--- Work instructions ---
Each record below must be returned exactly as shown.

--- Records to use ---
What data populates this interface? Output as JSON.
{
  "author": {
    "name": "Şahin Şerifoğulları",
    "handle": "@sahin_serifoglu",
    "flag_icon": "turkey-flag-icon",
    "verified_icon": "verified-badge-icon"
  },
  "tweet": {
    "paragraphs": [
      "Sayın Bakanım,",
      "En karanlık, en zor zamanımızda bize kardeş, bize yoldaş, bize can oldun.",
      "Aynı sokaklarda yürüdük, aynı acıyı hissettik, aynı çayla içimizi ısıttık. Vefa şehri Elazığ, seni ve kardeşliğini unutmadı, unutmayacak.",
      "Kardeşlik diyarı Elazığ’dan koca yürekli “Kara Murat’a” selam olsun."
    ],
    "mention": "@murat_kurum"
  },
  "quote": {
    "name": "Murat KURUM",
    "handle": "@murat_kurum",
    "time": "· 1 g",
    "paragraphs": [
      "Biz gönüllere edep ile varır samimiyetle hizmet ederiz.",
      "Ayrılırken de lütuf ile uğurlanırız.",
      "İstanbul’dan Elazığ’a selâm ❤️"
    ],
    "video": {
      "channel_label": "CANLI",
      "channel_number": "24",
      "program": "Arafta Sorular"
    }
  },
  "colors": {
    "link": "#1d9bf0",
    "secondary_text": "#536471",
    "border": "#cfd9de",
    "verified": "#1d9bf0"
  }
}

--- Finished task ---
What data populates this interface? Output as JSON.
{
  "author": {
    "name": "Şahin Şerifoğulları",
    "handle": "@sahin_serifoglu",
    "flag_icon": "turkey-flag-icon",
    "verified_icon": "verified-badge-icon"
  },
  "tweet": {
    "paragraphs": [
      "Sayın Bakanım,",
      "En karanlık, en zor zamanımızda bize kardeş, bize yoldaş, bize can oldun.",
      "Aynı sokaklarda yürüdük, aynı acıyı hissettik, aynı çayla içimizi ısıttık. Vefa şehri Elazığ, seni ve kardeşliğini unutmadı, unutmayacak.",
      "Kardeşlik diyarı Elazığ’dan koca yürekli “Kara Murat’a” selam olsun."
    ],
    "mention": "@murat_kurum"
  },
  "quote": {
    "name": "Murat KURUM",
    "handle": "@murat_kurum",
    "time": "· 1 g",
    "paragraphs": [
      "Biz gönüllere edep ile varır samimiyetle hizmet ederiz.",
      "Ayrılırken de lütuf ile uğurlanırız.",
      "İstanbul’dan Elazığ’a selâm ❤️"
    ],
    "video": {
      "channel_label": "CANLI",
      "channel_number": "24",
      "program": "Arafta Sorular"
    }
  },
  "colors": {
    "link": "#1d9bf0",
    "secondary_text": "#536471",
    "border": "#cfd9de",
    "verified": "#1d9bf0"
  }
}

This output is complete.